__What is expected__
In the entries, find all lines that hold the word "this" and copy them.

[[ Dataset content, beginning ]]

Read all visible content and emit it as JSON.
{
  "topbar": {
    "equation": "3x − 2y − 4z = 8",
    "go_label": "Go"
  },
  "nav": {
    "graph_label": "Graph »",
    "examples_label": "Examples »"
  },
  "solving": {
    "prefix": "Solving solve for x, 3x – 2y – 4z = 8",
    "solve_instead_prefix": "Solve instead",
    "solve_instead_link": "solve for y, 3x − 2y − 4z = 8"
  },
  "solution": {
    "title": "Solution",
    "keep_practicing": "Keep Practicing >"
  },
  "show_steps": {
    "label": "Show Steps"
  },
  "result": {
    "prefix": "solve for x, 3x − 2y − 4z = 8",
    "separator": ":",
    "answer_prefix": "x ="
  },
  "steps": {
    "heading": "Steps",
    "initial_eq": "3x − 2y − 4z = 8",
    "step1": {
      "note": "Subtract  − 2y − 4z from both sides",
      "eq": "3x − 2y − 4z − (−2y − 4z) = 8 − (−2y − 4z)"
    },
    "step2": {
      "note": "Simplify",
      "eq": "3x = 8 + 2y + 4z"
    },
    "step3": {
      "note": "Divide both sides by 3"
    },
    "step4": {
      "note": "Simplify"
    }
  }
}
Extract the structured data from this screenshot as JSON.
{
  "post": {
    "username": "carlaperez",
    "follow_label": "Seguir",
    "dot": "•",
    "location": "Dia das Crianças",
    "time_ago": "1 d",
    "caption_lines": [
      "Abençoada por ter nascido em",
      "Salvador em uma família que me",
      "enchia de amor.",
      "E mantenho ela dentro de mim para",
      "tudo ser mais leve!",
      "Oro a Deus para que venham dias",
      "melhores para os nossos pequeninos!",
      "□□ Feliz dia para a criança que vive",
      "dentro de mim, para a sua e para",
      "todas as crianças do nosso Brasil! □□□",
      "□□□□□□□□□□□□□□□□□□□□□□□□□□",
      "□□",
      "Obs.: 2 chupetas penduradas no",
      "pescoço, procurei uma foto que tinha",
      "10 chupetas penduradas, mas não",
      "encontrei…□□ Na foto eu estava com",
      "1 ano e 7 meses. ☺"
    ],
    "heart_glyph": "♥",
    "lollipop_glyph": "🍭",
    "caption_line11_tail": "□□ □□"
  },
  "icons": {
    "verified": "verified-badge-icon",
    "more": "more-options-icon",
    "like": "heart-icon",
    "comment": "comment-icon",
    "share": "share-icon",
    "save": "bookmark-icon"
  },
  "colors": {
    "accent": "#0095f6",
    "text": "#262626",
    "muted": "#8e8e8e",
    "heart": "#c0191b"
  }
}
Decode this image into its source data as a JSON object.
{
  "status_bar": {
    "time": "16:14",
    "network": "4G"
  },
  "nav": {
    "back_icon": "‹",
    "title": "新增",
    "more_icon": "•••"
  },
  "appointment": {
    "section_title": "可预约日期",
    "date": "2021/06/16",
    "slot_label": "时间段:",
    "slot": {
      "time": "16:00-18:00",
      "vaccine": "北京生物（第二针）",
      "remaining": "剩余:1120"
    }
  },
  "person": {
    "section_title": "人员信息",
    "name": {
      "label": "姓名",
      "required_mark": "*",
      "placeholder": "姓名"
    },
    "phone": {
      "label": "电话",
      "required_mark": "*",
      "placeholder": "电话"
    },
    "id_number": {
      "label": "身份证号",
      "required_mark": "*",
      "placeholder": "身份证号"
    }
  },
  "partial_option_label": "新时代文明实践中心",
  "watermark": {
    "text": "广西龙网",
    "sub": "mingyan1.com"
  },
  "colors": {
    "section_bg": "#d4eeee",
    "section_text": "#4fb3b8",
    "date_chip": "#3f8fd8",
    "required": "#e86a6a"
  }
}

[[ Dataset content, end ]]

__Problem solution__
Extract the structured data from this screenshot as JSON.
Decode this image into its source data as a JSON object.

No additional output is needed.